Please tell me I’m not alone in this constant battle of trying to keep fresh fruit and veggies crisp and vibrant. Who else fights with avocados and zucchini, willing them to stay around long enough to be eaten? Or “gently reminds” their children not to play with the apples for fear of bruising? Of course, individual consumers are not the only ones who fight the rot. Margaret Barth, author of “Microbiological Spoilage of Fruits and Vegetables,” estimates that of all the product that is grown in the United States, 20% will be lost to spoilage. In Canada, 45% of produced fruits and vegetables are wasted. And 1.4 million kids don’t have access to healthy choices. A sad reality.

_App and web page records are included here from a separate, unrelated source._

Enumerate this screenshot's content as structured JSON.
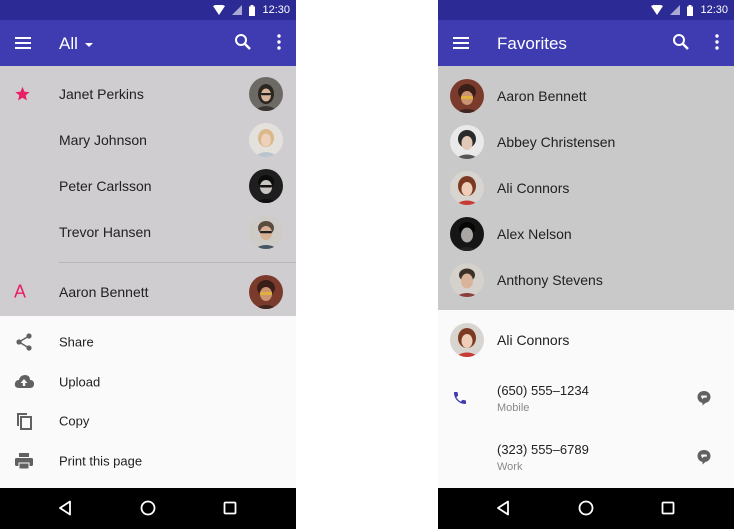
{
  "status_bar": {
    "time": "12:30"
  },
  "left_screen": {
    "app_bar": {
      "title": "All"
    },
    "favorites": [
      {
        "name": "Janet Perkins"
      },
      {
        "name": "Mary Johnson"
      },
      {
        "name": "Peter Carlsson"
      },
      {
        "name": "Trevor Hansen"
      }
    ],
    "section_letter": "A",
    "section_contacts": [
      {
        "name": "Aaron Bennett"
      }
    ],
    "bottom_sheet": [
      {
        "label": "Share",
        "icon": "share-icon"
      },
      {
        "label": "Upload",
        "icon": "upload-icon"
      },
      {
        "label": "Copy",
        "icon": "copy-icon"
      },
      {
        "label": "Print this page",
        "icon": "print-icon"
      }
    ]
  },
  "right_screen": {
    "app_bar": {
      "title": "Favorites"
    },
    "favorites": [
      {
        "name": "Aaron Bennett"
      },
      {
        "name": "Abbey Christensen"
      },
      {
        "name": "Ali Connors"
      },
      {
        "name": "Alex Nelson"
      },
      {
        "name": "Anthony Stevens"
      }
    ],
    "detail": {
      "name": "Ali Connors",
      "phones": [
        {
          "number": "(650) 555–1234",
          "type": "Mobile"
        },
        {
          "number": "(323) 555–6789",
          "type": "Work"
        }
      ]
    }
  },
  "colors": {
    "status_bar": "#2c2a94",
    "app_bar": "#3f3bb0",
    "accent": "#e91e63",
    "phone_icon": "#3f3bb0",
    "scrim_left": "#cfcdcf",
    "scrim_right": "#c9c9c9"
  }
}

And although efforts are being made to rectify these issues, moving forward is prooving to be difficult. I watched a video recently about “American dumpster divers”. Folks who make it their mission to finding the treasures left behind by stores. Now, second generation iphones are one thing to find… but 50 lbs of overripe cherries? How do we save such a rich resource? One lady in the video explained it simply… time. Her crew of helpers wash, cut and process the perfectly-good-but-needing-quick-attention produce to share with those who need it. A job the supermarkets simply can’t take on, and so the dumpster it is. The divers have a worthy cause, although unconventional. How many of us are willing to make the sacrifice? Visions of one slimy purse banana creep into my head.
And so I muse. What “good intentions” do we have that seem to solve little in this messy world? God created the natural world and humans to co-exsist in perfect harmony. Sin arrived and made it messy. Unfortunately, nothing we can do can restore that perfect connection we had with our Creator. Ephesians 2:8-9 reminds us that it is only through God’s gift of grace are we re-united with Him (perfectly…as He originally intended). None of the “good things” we do can reconnect us. Despite our best efforts, good food still rots. If we work hard and make good choices, we can preserve a larger portion of “fruit” and share the wealth with others who can benefit from our efforts… but ultimately God’s perfect gift of salvation is the only way to an eternity in Heaven.
So next time you pluck out that bruised apple from the fruit basket, or search near the back of the fridge and discover the shrivelled up zuchinni (or dare I say find the left over lunch at the bottom of your purse?) be reminded that our best “fruit” still spoils quickly. The dumpster divers among us can assist in using our resources as best we can. We can help reduce the waste by working together to get the job done before time takes over and everything gets yucky. Ultimately, though, we simply must take the gift God gives us from His pure and perfect garden. And how sweet it is, friends, to taste that perfect offering!
Want to learn more about food waste? Here’s some interesting stats: Food Waste
Want to learn more about accepting God’s free gift? Try here: Perfect Fruit
Want to learn ways to make your food last longer? Here’s one source: Preservation